National Institute of Allergy and Infectious Diseases – Sinusitis
Center for Disease Control and Prevention – Sinus Infections
Mayo Clinic – Acute Sinusitis
Gaiam Life: Your Guide to Better Living – Natural Remedies for Sinusitis
Acupressure Points for Sinus Infection – Michael Reed Gach, PhD
This article is written by Hang Pham, Monterey Bay Holistic Alliance Health and Wellness Educator. Hang Pham was born in Hoc Mon, Vietnam. She came to America in 1994, becoming a U.S. citizen in 2011. Hang graduated from Seaside High School with diploma and received her AA in General Studies from Monterey Peninsula College in 2011. She received her BA in Collaborative Health and Human Services from California State University Monterey Bay (CSUMB) in 2012. In addition to working as a volunteer staff with the Monterey Bay Holistic Alliance, she currently works as a Clerical Aid in the Human Resources Department of Salinas City Hall. To find out more about our Health Educators, or to apply as a Monterey Bay Holistic Alliance writer or volunteer, visit our website at www.montereybayholistic.com
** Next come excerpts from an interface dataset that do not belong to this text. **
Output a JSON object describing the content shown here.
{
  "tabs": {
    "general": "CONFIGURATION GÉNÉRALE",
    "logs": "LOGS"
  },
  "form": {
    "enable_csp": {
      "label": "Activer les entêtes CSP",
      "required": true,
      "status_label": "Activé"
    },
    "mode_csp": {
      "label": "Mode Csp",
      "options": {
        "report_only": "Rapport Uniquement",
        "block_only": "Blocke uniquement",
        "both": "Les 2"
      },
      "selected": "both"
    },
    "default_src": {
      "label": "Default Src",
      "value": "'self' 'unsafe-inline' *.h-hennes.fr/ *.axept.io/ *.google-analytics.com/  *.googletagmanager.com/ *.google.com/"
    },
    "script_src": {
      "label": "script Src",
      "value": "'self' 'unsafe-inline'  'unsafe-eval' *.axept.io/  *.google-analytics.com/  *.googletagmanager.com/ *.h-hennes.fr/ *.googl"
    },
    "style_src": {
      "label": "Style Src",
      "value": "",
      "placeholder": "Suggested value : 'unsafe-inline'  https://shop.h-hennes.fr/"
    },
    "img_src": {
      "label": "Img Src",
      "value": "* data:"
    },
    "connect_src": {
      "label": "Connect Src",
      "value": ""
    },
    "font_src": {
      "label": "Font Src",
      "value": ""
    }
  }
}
The Monterey Bay Holistic Alliance is a charitable, independent registered nonprofit 501 (c) 3 organization and does not endorse any particular products or practices. We exist as an educational organization dedicated to providing free access to health education resources, products and services. Claims and statements herein are for informational purposes only and have not been evaluated by the Food and Drug Administration. The statements about organizations, practitioners, methods of treatment, and products listed on this website are not meant to diagnose, treat, cure, or prevent any disease. This information is intended for educational purposes only. The MBHA strongly recommends that you seek out your trusted medical doctor or practitioner for diagnosis and treatment of any existing health condition.